About this exercise.
For the string "Inventory", find every matching line in the records and copy it.

Saved data entries.
▶

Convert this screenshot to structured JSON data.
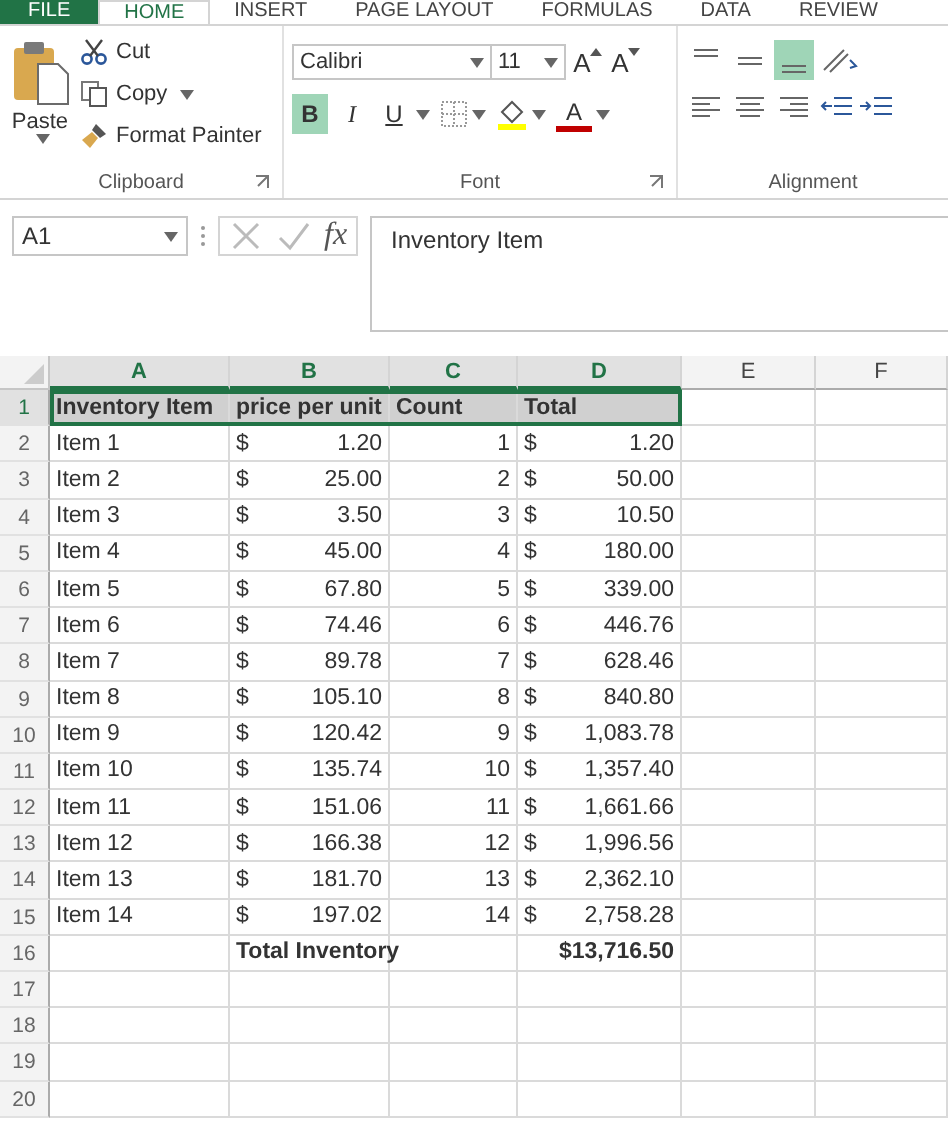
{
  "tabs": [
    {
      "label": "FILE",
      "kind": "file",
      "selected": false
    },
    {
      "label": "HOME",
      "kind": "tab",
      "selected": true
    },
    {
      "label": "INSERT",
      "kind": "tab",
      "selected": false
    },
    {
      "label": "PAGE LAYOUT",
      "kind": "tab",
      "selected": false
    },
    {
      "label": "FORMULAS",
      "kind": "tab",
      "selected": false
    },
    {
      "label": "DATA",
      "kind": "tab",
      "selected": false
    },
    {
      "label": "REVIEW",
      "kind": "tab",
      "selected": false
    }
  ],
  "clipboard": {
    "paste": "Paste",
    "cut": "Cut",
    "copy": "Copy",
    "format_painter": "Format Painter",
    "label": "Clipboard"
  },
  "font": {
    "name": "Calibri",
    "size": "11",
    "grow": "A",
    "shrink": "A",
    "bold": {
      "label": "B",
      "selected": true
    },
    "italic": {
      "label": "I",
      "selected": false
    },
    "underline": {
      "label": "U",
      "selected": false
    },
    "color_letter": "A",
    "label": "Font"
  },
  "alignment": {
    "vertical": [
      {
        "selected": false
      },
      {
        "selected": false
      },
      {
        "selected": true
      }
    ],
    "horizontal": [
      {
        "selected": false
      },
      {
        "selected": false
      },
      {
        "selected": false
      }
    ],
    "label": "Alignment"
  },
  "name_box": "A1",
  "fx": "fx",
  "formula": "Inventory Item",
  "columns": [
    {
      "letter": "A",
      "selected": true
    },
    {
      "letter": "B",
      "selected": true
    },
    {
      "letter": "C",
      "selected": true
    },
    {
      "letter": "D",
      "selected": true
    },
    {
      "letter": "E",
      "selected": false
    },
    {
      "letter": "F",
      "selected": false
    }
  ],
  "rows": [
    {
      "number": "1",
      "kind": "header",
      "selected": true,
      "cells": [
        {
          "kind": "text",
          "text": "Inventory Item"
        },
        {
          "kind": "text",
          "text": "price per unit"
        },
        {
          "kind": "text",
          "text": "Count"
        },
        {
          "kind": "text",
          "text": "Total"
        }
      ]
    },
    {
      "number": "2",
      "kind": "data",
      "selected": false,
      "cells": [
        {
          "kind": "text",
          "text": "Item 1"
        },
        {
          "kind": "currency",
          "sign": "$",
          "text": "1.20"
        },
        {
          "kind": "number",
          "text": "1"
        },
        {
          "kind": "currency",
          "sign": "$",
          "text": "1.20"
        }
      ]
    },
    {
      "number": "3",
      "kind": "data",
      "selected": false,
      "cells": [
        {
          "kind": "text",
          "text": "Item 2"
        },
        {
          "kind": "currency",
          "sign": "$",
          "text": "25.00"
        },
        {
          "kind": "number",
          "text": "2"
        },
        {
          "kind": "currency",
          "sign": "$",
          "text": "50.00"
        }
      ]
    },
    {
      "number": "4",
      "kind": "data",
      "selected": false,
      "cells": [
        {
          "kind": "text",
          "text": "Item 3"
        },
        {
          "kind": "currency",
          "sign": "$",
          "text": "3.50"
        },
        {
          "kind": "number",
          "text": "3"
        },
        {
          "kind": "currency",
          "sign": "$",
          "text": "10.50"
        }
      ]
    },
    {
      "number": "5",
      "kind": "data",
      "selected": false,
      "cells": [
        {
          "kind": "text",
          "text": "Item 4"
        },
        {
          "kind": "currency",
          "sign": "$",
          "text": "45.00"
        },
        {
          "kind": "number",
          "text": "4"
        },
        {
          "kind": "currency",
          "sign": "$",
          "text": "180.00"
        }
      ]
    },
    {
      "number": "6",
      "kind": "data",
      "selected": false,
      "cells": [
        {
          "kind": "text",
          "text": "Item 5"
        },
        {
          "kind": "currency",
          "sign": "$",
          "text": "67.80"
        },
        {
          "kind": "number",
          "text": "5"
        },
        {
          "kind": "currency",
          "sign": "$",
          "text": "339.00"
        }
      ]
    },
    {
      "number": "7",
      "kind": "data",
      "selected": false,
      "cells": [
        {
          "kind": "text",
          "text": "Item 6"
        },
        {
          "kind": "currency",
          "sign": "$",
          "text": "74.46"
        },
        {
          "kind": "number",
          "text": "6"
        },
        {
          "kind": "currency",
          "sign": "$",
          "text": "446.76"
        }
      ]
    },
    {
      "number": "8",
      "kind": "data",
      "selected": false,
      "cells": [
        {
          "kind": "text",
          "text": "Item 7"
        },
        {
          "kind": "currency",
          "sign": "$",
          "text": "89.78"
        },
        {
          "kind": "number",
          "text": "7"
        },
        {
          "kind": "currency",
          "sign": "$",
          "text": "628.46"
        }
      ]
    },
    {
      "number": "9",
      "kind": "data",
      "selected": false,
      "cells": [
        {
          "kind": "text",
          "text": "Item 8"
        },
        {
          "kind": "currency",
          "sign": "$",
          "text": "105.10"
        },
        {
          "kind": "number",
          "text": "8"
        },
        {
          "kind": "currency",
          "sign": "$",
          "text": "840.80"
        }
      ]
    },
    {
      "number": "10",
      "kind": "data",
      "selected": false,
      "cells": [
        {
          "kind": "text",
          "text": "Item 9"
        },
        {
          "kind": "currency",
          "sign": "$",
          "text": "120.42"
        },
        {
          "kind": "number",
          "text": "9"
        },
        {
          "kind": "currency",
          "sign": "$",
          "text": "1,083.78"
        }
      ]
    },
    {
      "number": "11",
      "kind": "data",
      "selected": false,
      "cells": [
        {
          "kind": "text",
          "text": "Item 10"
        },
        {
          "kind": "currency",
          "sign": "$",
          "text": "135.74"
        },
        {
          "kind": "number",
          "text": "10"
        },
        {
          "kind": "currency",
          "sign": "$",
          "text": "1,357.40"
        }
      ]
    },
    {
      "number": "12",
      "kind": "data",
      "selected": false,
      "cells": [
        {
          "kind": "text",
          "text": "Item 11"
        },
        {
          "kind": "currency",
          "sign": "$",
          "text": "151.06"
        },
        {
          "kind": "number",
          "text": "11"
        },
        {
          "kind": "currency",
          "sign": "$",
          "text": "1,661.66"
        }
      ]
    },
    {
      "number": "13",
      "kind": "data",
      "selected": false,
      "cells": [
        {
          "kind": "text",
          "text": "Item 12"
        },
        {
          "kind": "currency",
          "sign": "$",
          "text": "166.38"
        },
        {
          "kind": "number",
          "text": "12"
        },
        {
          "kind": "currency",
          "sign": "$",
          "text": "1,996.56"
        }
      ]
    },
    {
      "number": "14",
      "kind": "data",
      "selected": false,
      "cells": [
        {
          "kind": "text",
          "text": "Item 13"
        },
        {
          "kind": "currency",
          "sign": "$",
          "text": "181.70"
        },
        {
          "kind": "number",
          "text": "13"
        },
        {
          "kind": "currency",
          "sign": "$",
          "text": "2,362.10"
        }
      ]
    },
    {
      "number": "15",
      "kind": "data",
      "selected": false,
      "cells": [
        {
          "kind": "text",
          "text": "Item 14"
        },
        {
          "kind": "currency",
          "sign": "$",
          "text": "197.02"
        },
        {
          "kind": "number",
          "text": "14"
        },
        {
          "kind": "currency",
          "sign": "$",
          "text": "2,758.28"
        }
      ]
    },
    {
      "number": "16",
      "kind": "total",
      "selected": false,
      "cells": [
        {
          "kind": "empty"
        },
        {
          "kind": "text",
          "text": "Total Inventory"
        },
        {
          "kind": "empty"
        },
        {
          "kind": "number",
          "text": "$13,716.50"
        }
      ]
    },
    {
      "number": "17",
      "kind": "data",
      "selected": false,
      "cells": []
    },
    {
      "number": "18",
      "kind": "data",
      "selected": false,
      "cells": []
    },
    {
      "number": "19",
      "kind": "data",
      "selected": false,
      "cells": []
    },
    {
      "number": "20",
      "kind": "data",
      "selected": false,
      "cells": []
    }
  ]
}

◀

Task output.
  "formula": "Inventory Item",
          "text": "Inventory Item"
          "text": "Total Inventory"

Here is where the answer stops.